**Problem statement**
From start to end, print the entire listing below exactly.

(Input material Opens)

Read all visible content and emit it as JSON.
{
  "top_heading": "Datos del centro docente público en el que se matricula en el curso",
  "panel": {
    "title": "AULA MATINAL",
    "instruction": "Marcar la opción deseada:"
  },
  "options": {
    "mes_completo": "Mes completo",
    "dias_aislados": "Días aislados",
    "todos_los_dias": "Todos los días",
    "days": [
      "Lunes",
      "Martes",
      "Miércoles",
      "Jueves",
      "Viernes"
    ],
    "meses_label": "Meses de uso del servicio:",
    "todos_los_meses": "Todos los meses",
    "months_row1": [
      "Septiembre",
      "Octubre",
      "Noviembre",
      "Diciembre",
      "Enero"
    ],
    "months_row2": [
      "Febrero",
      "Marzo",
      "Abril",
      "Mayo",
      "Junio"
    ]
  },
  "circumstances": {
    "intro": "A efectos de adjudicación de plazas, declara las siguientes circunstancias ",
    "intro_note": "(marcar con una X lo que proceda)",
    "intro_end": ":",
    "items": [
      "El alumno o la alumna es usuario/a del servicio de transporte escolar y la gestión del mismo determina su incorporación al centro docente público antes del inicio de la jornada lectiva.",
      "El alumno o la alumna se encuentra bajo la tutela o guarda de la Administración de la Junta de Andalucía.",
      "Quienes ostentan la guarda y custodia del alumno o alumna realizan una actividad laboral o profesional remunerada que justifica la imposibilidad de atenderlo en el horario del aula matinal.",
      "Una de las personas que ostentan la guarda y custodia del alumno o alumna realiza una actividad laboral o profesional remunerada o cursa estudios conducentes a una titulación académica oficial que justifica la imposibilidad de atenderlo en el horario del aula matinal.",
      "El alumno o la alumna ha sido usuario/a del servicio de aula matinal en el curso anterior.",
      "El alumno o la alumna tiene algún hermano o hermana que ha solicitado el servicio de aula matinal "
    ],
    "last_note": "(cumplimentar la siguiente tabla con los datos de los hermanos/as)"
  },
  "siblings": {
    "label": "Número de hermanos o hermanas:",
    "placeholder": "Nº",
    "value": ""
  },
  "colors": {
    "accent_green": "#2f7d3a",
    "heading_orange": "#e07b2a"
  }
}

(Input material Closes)

**Expected answer**
Read all visible content and emit it as JSON.
{
  "top_heading": "Datos del centro docente público en el que se matricula en el curso",
  "panel": {
    "title": "AULA MATINAL",
    "instruction": "Marcar la opción deseada:"
  },
  "options": {
    "mes_completo": "Mes completo",
    "dias_aislados": "Días aislados",
    "todos_los_dias": "Todos los días",
    "days": [
      "Lunes",
      "Martes",
      "Miércoles",
      "Jueves",
      "Viernes"
    ],
    "meses_label": "Meses de uso del servicio:",
    "todos_los_meses": "Todos los meses",
    "months_row1": [
      "Septiembre",
      "Octubre",
      "Noviembre",
      "Diciembre",
      "Enero"
    ],
    "months_row2": [
      "Febrero",
      "Marzo",
      "Abril",
      "Mayo",
      "Junio"
    ]
  },
  "circumstances": {
    "intro": "A efectos de adjudicación de plazas, declara las siguientes circunstancias ",
    "intro_note": "(marcar con una X lo que proceda)",
    "intro_end": ":",
    "items": [
      "El alumno o la alumna es usuario/a del servicio de transporte escolar y la gestión del mismo determina su incorporación al centro docente público antes del inicio de la jornada lectiva.",
      "El alumno o la alumna se encuentra bajo la tutela o guarda de la Administración de la Junta de Andalucía.",
      "Quienes ostentan la guarda y custodia del alumno o alumna realizan una actividad laboral o profesional remunerada que justifica la imposibilidad de atenderlo en el horario del aula matinal.",
      "Una de las personas que ostentan la guarda y custodia del alumno o alumna realiza una actividad laboral o profesional remunerada o cursa estudios conducentes a una titulación académica oficial que justifica la imposibilidad de atenderlo en el horario del aula matinal.",
      "El alumno o la alumna ha sido usuario/a del servicio de aula matinal en el curso anterior.",
      "El alumno o la alumna tiene algún hermano o hermana que ha solicitado el servicio de aula matinal "
    ],
    "last_note": "(cumplimentar la siguiente tabla con los datos de los hermanos/as)"
  },
  "siblings": {
    "label": "Número de hermanos o hermanas:",
    "placeholder": "Nº",
    "value": ""
  },
  "colors": {
    "accent_green": "#2f7d3a",
    "heading_orange": "#e07b2a"
  }
}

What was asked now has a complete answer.